[Opening Data for processing section]

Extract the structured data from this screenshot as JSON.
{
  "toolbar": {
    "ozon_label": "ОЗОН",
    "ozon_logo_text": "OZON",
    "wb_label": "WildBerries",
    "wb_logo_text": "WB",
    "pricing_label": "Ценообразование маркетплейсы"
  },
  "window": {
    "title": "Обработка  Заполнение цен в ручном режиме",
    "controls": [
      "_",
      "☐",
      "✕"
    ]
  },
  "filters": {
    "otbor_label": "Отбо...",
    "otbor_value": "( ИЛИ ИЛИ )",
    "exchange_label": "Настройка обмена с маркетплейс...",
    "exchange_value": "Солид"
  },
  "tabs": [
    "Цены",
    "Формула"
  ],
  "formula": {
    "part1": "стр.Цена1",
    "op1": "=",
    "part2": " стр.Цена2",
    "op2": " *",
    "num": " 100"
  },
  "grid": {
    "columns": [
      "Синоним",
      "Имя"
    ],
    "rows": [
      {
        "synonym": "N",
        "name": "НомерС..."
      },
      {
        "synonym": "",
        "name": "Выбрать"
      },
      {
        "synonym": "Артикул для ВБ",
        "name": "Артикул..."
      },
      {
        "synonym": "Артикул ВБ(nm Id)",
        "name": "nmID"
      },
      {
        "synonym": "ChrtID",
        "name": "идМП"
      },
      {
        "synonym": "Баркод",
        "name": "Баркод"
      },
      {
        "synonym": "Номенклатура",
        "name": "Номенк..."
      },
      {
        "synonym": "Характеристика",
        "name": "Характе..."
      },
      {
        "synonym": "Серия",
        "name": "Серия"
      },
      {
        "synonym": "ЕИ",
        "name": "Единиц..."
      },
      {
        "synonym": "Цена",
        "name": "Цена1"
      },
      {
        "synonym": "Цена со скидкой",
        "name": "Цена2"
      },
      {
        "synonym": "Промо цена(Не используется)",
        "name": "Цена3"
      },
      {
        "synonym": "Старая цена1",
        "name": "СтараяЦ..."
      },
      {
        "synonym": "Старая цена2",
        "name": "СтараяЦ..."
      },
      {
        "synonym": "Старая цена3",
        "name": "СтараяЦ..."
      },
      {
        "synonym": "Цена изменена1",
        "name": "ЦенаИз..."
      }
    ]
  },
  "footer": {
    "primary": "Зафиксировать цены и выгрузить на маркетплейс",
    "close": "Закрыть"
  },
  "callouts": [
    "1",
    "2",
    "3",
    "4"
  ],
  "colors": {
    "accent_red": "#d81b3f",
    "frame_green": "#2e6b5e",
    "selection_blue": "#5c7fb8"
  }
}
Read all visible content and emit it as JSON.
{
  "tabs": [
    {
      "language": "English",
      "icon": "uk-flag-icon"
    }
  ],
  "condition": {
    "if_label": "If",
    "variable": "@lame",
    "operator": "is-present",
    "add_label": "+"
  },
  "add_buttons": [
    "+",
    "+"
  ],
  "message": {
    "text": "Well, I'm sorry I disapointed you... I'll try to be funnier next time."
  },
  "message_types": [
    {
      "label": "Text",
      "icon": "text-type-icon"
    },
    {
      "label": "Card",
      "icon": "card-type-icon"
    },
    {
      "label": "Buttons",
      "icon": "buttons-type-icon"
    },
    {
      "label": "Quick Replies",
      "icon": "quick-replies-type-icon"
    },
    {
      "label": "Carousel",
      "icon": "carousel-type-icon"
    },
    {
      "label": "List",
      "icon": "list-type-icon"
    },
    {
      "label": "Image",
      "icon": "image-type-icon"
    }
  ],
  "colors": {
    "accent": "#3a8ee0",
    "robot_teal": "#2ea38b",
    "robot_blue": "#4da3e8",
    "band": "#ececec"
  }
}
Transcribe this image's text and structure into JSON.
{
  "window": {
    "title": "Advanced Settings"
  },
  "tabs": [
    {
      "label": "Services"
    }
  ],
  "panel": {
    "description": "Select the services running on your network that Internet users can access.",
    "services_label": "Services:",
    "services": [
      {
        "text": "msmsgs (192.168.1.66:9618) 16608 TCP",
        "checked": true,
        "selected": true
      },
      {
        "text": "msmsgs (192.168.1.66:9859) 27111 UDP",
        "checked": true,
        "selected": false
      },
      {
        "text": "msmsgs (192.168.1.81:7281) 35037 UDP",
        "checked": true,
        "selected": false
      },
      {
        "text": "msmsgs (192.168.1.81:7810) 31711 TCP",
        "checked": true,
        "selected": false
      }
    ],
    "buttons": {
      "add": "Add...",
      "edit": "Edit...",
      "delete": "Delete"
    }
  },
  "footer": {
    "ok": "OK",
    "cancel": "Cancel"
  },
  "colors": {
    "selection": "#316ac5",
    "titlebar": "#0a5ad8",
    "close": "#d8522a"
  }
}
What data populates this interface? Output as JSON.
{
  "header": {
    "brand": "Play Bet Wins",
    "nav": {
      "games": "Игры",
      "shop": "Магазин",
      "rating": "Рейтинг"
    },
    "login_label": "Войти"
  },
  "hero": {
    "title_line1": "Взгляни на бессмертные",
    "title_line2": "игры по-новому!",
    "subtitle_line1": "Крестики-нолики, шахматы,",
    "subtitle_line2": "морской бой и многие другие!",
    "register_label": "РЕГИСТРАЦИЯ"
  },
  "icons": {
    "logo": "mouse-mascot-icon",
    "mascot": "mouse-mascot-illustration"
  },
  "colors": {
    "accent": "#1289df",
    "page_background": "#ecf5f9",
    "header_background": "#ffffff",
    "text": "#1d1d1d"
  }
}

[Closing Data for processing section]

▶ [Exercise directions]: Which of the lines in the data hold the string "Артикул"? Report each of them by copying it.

▶ [Answer to this exercise]:
        "synonym": "Артикул для ВБ",
        "name": "Артикул..."
        "synonym": "Артикул ВБ(nm Id)",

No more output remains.